Two years after Pittsburgh shooting, solemn anniversary marked online

Public commemorations of the 2018 shooting at the Tree of Life synagogue, which killed 11 Pittsburgh Jews, will be livestreamed.

(RNS) — Jews in Pittsburgh will mark the second anniversary of the Tree of Life shooting Tuesday (Oct. 27) as they did last year — with volunteer service projects and public Torah study sessions.

But because of the coronavirus, those Torah studies will take place on Zoom. A public commemoration sponsored by the 10.27 Healing Partnership will also be virtual, livestreaming at 7 p.m. on the anniversary.

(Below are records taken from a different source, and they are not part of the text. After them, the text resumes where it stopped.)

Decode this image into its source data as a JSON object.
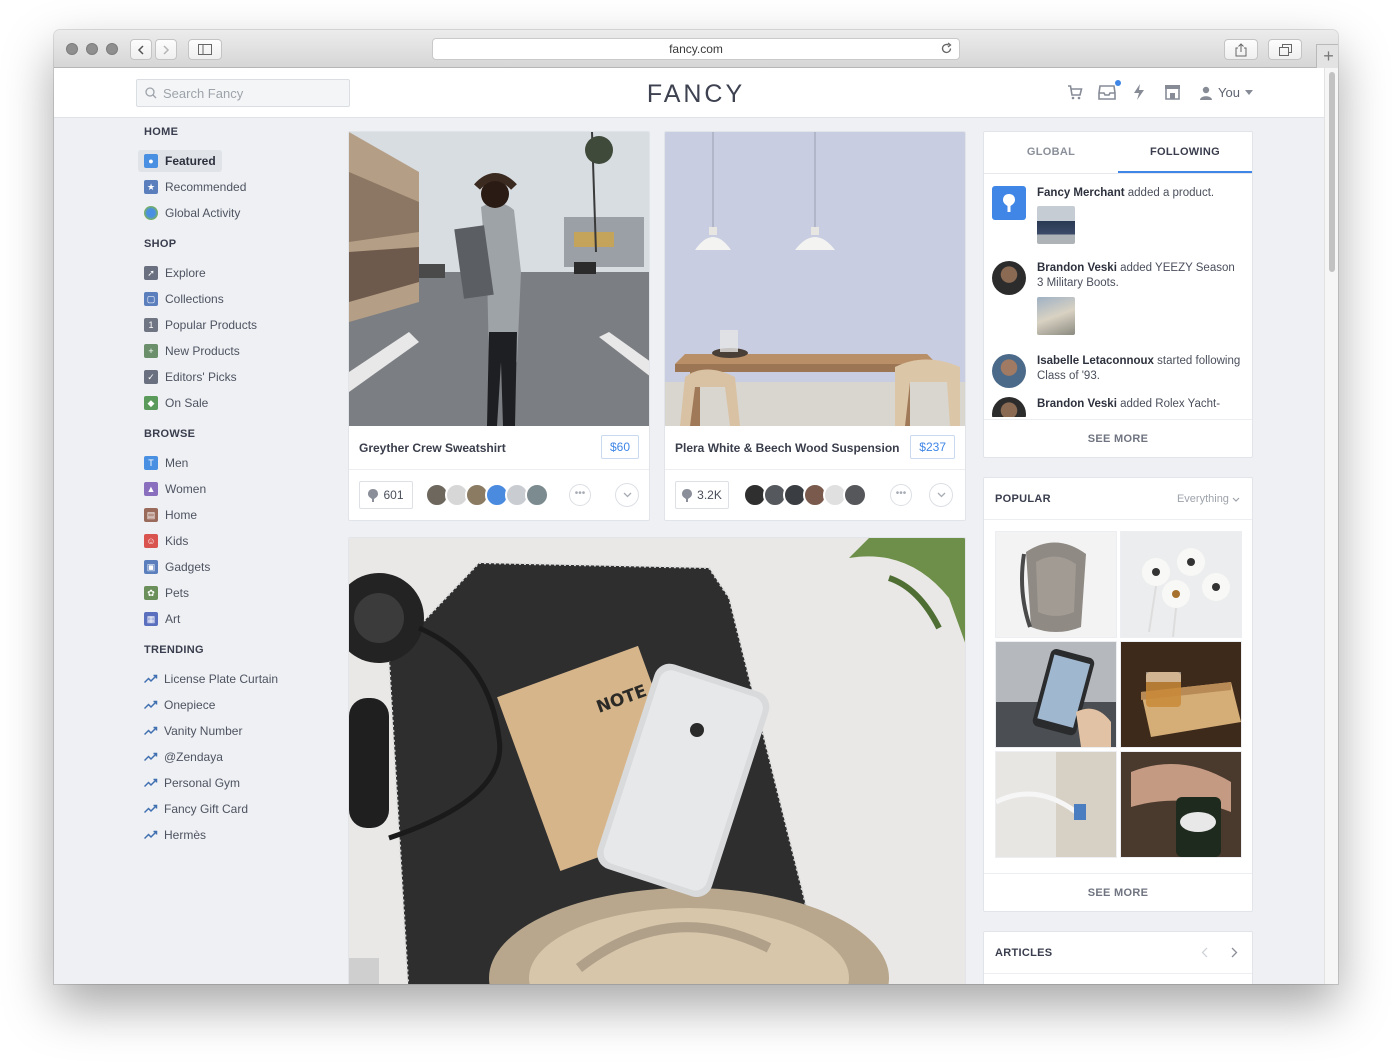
{
  "browser": {
    "url": "fancy.com"
  },
  "header": {
    "logo": "FANCY",
    "search_placeholder": "Search Fancy",
    "user_label": "You"
  },
  "sidebar": {
    "home": {
      "title": "HOME",
      "items": [
        "Featured",
        "Recommended",
        "Global Activity"
      ]
    },
    "shop": {
      "title": "SHOP",
      "items": [
        "Explore",
        "Collections",
        "Popular Products",
        "New Products",
        "Editors' Picks",
        "On Sale"
      ]
    },
    "browse": {
      "title": "BROWSE",
      "items": [
        "Men",
        "Women",
        "Home",
        "Kids",
        "Gadgets",
        "Pets",
        "Art"
      ]
    },
    "trending": {
      "title": "TRENDING",
      "items": [
        "License Plate Curtain",
        "Onepiece",
        "Vanity Number",
        "@Zendaya",
        "Personal Gym",
        "Fancy Gift Card",
        "Hermès"
      ]
    }
  },
  "cards": [
    {
      "title": "Greyther Crew Sweatshirt",
      "price": "$60",
      "fancy_count": "601"
    },
    {
      "title": "Plera White & Beech Wood Suspension L",
      "price": "$237",
      "fancy_count": "3.2K"
    }
  ],
  "activity": {
    "tabs": [
      "GLOBAL",
      "FOLLOWING"
    ],
    "active_tab": "FOLLOWING",
    "items": [
      {
        "user": "Fancy Merchant",
        "text": "added a product."
      },
      {
        "user": "Brandon Veski",
        "text": "added YEEZY Season 3 Military Boots."
      },
      {
        "user": "Isabelle Letaconnoux",
        "text": "started following Class of '93."
      },
      {
        "user": "Brandon Veski",
        "text": "added Rolex Yacht-"
      }
    ],
    "see_more": "SEE MORE"
  },
  "popular": {
    "title": "POPULAR",
    "filter": "Everything",
    "see_more": "SEE MORE"
  },
  "articles": {
    "title": "ARTICLES"
  },
  "colors": {
    "accent": "#3f86e6",
    "text": "#393d4d",
    "page_bg": "#eef0f3"
  }
}
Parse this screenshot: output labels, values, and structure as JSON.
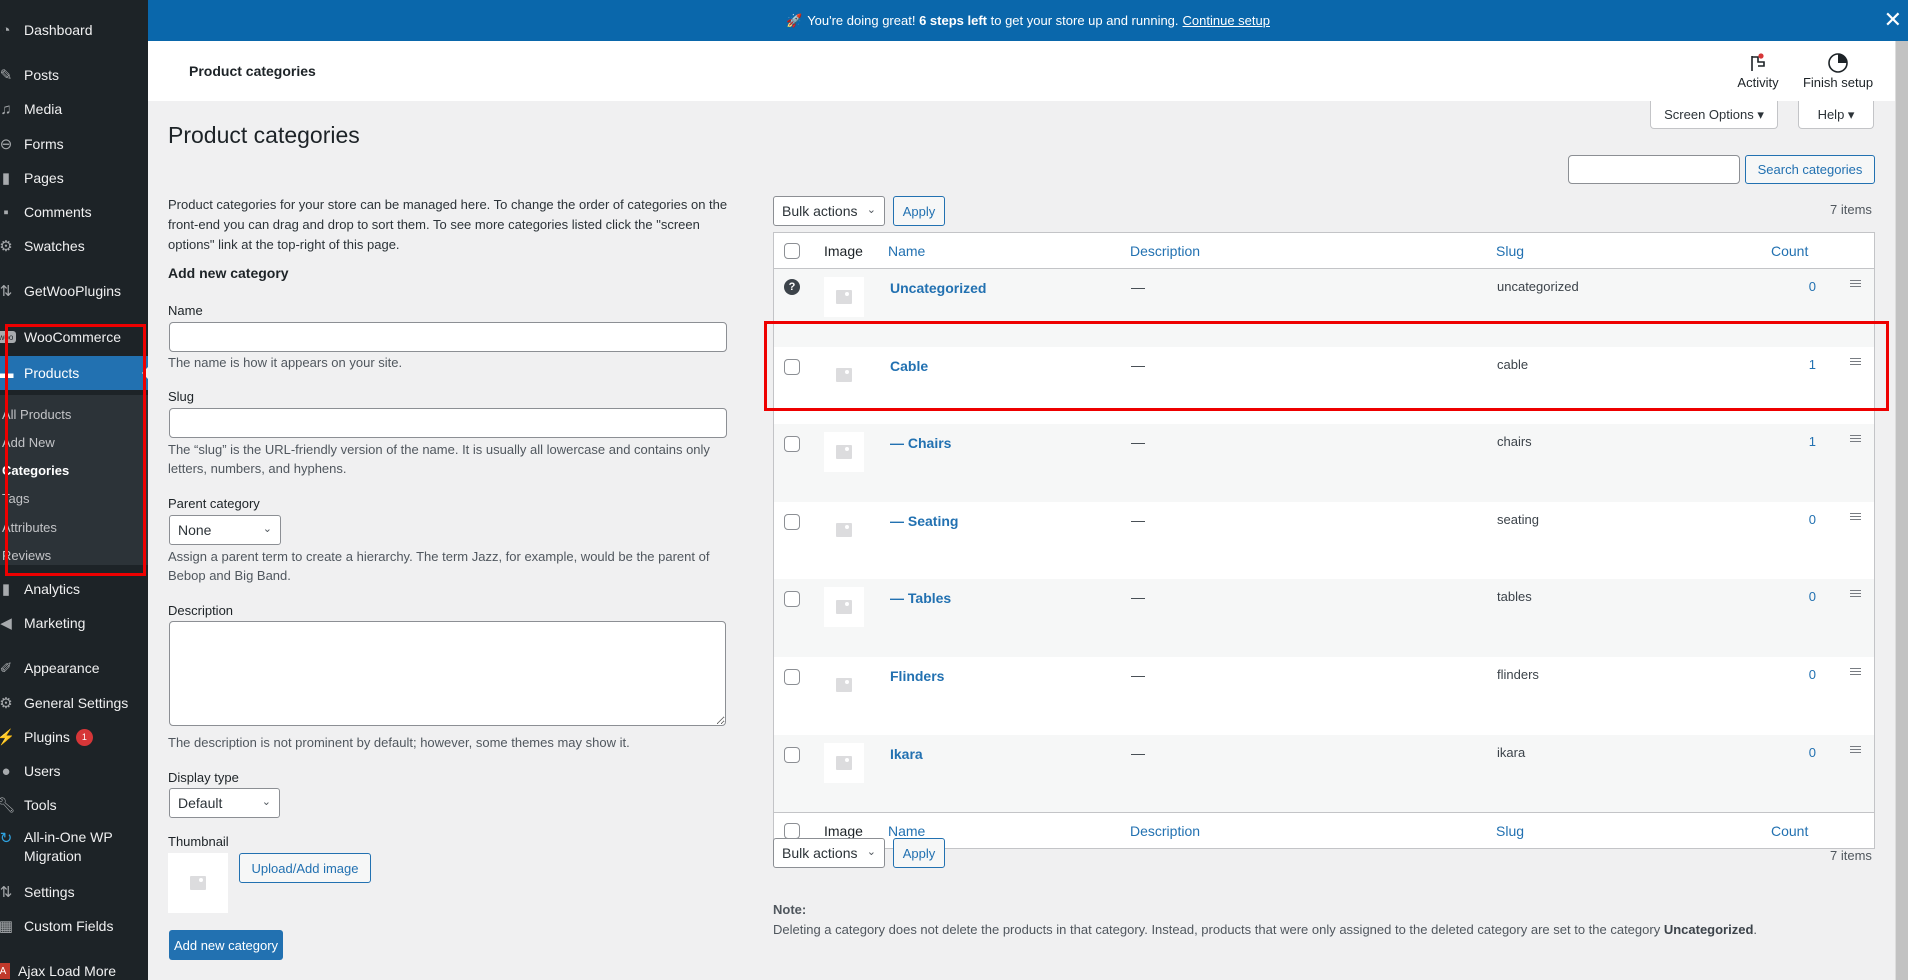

The shooting at the Tree of Life synagogue, which killed 11 Pittsburgh Jews, was the deadliest anti-Semitic attack in American history. It shocked and wounded not only members of three Jewish congregations that worshipped in the building, but the nation’s 7 million Jews.


READ: One year after Tree of Life, a couple looks to the past for a way forward


The attack was carried out by a heavily armed gunman who stormed the synagogue at the start of Saturday morning services, spewing anti-Semitic invectives against Jews and the immigrants they advocated for.

A man observes a moment of silent reflection on the sidewalk outside the Tree of Life synagogue in Pittsburgh, on Tuesday, Oct. 27, 2020, the second anniversary of the shooting at the synagogue that killed 11 worshippers. (AP Photo/Gene J. Puskar)

No trial date has been set for Robert Bowers, the man accused in the shooting, who has pleaded not guilty to a 63-count indictment. The Justice Department wants the death penalty. Bowers’ legal team has asked for a plea deal.

Tree of Life, a fixture in Pittsburgh’s historically Jewish neighborhood of Squirrel Hill, has not reopened since the shooting. It’s unclear if it ever will.

Two of the congregations that met in the building are now renting space at Rodef Shalom, a large Reform synagogue that straddles the Oakland and Shadyside neighborhoods. A third, the New Light Congregation, recently signed a five-year contract to lease space at Beth Shalom, a Conservative synagogue in Squirrel Hill.

New polling sponsored by the American Jewish Committee, however, casts a ray of hope. It shows  Americans are aware of anti-Semitism and generally oppose it.

Graphic courtesy of AJC

The polls — one of American Jews and one of the U.S. public at large — show that many Americans are familiar with the reality of anti-Jewish bigotry. Sixty-two percent of Americans say anti-Semitism is a problem (compared with 88% of American Jews).

While 82% of American Jews say anti-Semitism has increased over the past five years, 43% of the general public thinks it has increased. Another 39% say incidents of anti-Semitism have remained the same.

And a full 90% percent of the U.S. public believes it’s important for schools to teach middle and high school students the history of the Holocaust.

“I don’t know if there’s any other country in the world where that percentage of the general population thinks the Holocaust is important to be taught,” said Holly Huffnagle, U.S. director for combating anti-Semitism at the AJC, a global organization that advocates on behalf of Jews.

The AJC’s two polls, based on phone interviews conducted in September and early October, included a representative sample of 1,334 Jews and a general public sample of 1,010 Americans. The margin of error for the general public sample was 3.7 percentage points; for the Jewish sample, it was 4.2.

Graphic courtesy of AJC

The AJC sees more work to be done to combat anti-Semitism. The general public poll, for example, found that only 53% of the general public knew or understood what the term “anti-Semitism” means. Sixty-nine percent of Jews blamed the Republican Party for anti-Semitic views; 52% of the general public did. (American Jews overwhelmingly vote for Democrats.)

For members of the three congregations whose loved ones were gunned down in Pittsburgh, a more important date than Tuesday’s commemoration is the massacre’s anniversary on the Hebrew calendar, which falls on Nov. 5.

On Nov. 4, some of the immediate family members of the dead will gather in Pittsburgh to light a candle. The next day, members of all three congregations will gather in person at the Jewish Community Center in Squirrel Hill to say the kaddish prayer for the dead.

Marnie Fienberg, whose mother-in-law, Joyce, died in the shooting, said she and her northern Virginia family are not driving to Pittsburgh this year because of the coronavirus pandemic. But the Fienbergs still planned to join the commemorations online.

“We’re separated from our family and from a lot of the Pittsburgh families,” Fienberg said. “But there’s a lot of wonderful people Zooming and calling and trying to reach out in the way they can, which is wonderful. The love is still there. The support is still there. I applaud everyone who is doing something about remembering.”